» What is needed
Copy every line from the records below that holds the word "Administração".

[Records drawn from a dataset]
<<<<

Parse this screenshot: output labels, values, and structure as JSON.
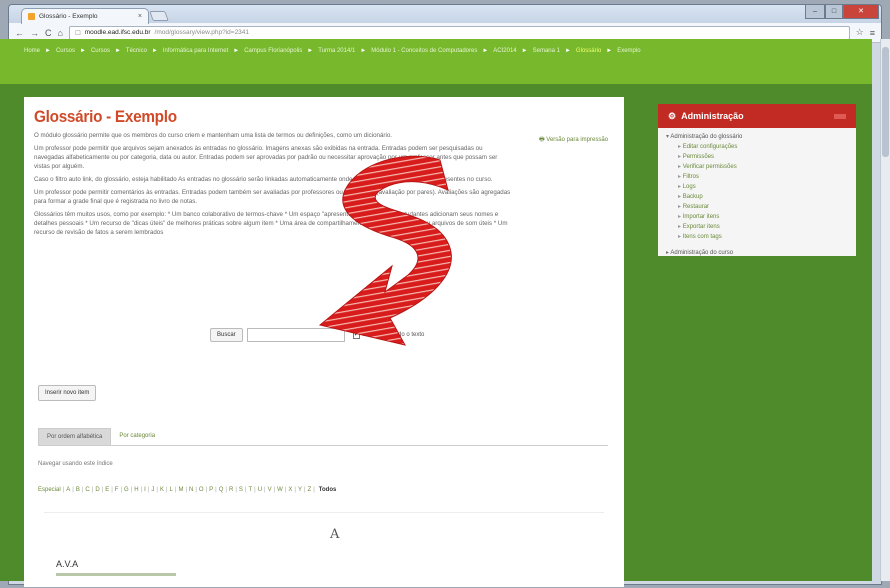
{
  "browser": {
    "tab_title": "Glossário - Exemplo",
    "url_host": "moodle.ead.ifsc.edu.br",
    "url_path": "/mod/glossary/view.php?id=2341",
    "nav_back": "←",
    "nav_forward": "→",
    "nav_reload": "C",
    "nav_home": "⌂",
    "page_icon": "☐",
    "star": "☆",
    "menu": "≡",
    "win_min": "–",
    "win_max": "□",
    "win_close": "✕",
    "tab_close": "×"
  },
  "breadcrumb": {
    "items": [
      "Home",
      "Cursos",
      "Cursos",
      "Técnico",
      "Informática para Internet",
      "Campus Florianópolis",
      "Turma 2014/1",
      "Módulo 1 - Conceitos de Computadores",
      "ACI2014",
      "Semana 1",
      "Glossário",
      "Exemplo"
    ],
    "sep": "►"
  },
  "main": {
    "title": "Glossário - Exemplo",
    "print_link": "Versão para impressão",
    "paragraphs": [
      "O módulo glossário permite que os membros do curso criem e mantenham uma lista de termos ou definições, como um dicionário.",
      "Um professor pode permitir que arquivos sejam anexados às entradas no glossário. Imagens anexas são exibidas na entrada. Entradas podem ser pesquisadas ou navegadas alfabeticamente ou por categoria, data ou autor. Entradas podem ser aprovadas por padrão ou necessitar aprovação por um professor antes que possam ser vistas por alguém.",
      "Caso o filtro auto link, do glossário, esteja habilitado As entradas no glossário serão linkadas automaticamente onde as palavras e frases se fazem presentes no curso.",
      "Um professor pode permitir comentários às entradas. Entradas podem também ser avaliadas por professores ou estudantes (avaliação por pares). Avaliações são agregadas para formar a grade final que é registrada no livro de notas.",
      "Glossários têm muitos usos, como por exemplo: * Um banco colaborativo de termos-chave * Um espaço \"apresente-se\" onde novos estudantes adicionam seus nomes e detalhes pessoais * Um recurso de \"dicas úteis\" de melhores práticas sobre algum item * Uma área de compartilhamento de vídeos, imagens ou arquivos de som úteis * Um recurso de revisão de fatos a serem lembrados"
    ],
    "search_button": "Buscar",
    "search_value": "",
    "full_search_label": "Buscar em todo o texto",
    "add_entry_button": "Inserir novo item",
    "tabs": [
      "Por ordem alfabética",
      "Por categoria"
    ],
    "browse_label": "Navegar usando este índice",
    "letters": [
      "Especial",
      "A",
      "B",
      "C",
      "D",
      "E",
      "F",
      "G",
      "H",
      "I",
      "J",
      "K",
      "L",
      "M",
      "N",
      "O",
      "P",
      "Q",
      "R",
      "S",
      "T",
      "U",
      "V",
      "W",
      "X",
      "Y",
      "Z"
    ],
    "all_label": "Todos",
    "letter_heading": "A",
    "entry_title": "A.V.A"
  },
  "admin": {
    "title": "Administração",
    "section": "Administração do glossário",
    "items": [
      "Editar configurações",
      "Permissões",
      "Verificar permissões",
      "Filtros",
      "Logs",
      "Backup",
      "Restaurar",
      "Importar itens",
      "Exportar itens",
      "Itens com tags"
    ],
    "course_admin": "Administração do curso"
  },
  "annotation": {
    "color": "#d81c1c"
  }
}
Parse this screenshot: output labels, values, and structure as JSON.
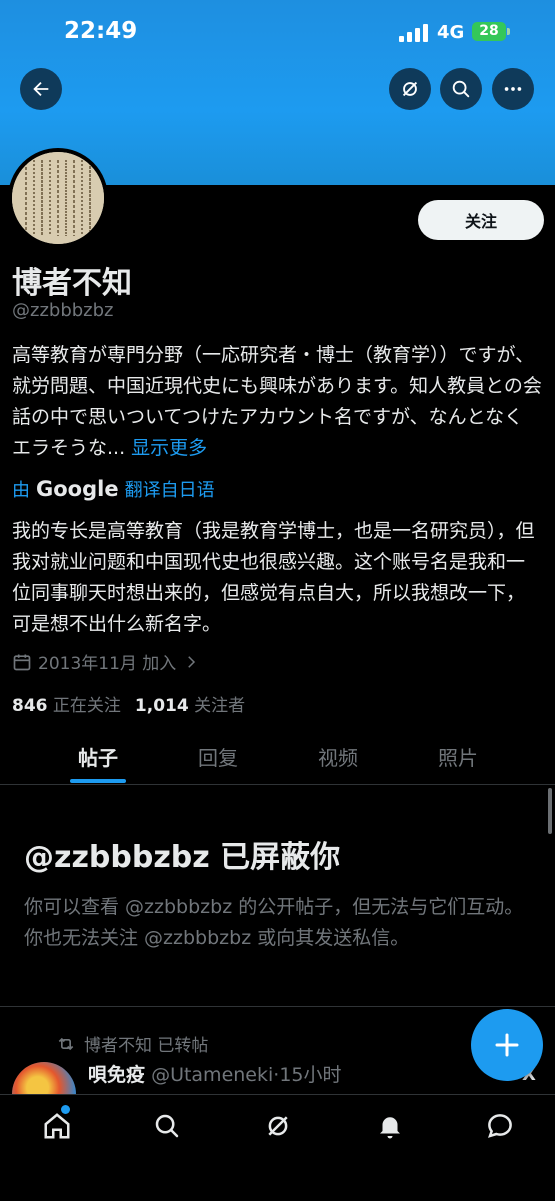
{
  "status_bar": {
    "time": "22:49",
    "network": "4G",
    "battery": "28"
  },
  "profile": {
    "follow_label": "关注",
    "display_name": "博者不知",
    "handle": "@zzbbbzbz",
    "bio": "高等教育が専門分野（一応研究者・博士（教育学））ですが、就労問題、中国近現代史にも興味があります。知人教員との会話の中で思いついてつけたアカウント名ですが、なんとなくエラそうな...",
    "show_more": "显示更多",
    "translate_by": "由",
    "translate_provider": "Google",
    "translate_label": "翻译自日语",
    "translated_bio": "我的专长是高等教育（我是教育学博士，也是一名研究员），但我对就业问题和中国现代史也很感兴趣。这个账号名是我和一位同事聊天时想出来的，但感觉有点自大，所以我想改一下，可是想不出什么新名字。",
    "joined": "2013年11月 加入",
    "following_count": "846",
    "following_label": "正在关注",
    "followers_count": "1,014",
    "followers_label": "关注者"
  },
  "tabs": [
    {
      "label": "帖子"
    },
    {
      "label": "回复"
    },
    {
      "label": "视频"
    },
    {
      "label": "照片"
    }
  ],
  "blocked": {
    "title": "@zzbbbzbz 已屏蔽你",
    "description": "你可以查看 @zzbbbzbz 的公开帖子，但无法与它们互动。你也无法关注 @zzbbbzbz 或向其发送私信。"
  },
  "tweet": {
    "retweet_label": "博者不知 已转帖",
    "author_name": "唄免疫",
    "author_handle": "@Utameneki",
    "time_ago": "·15小时"
  },
  "colors": {
    "accent": "#1d9bf0",
    "banner": "#1d9bf0",
    "background": "#000000"
  }
}
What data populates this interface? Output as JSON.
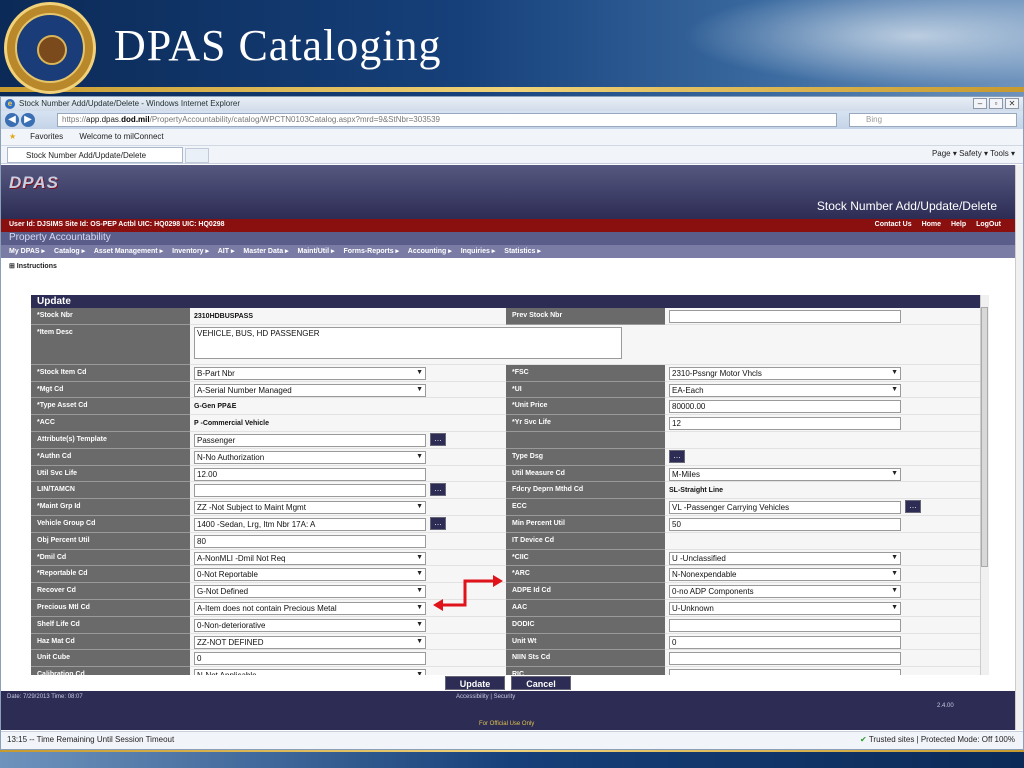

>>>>

» Task output
    "title": "Administração",
    "section": "Administração do glossário",
    "course_admin": "Administração do curso"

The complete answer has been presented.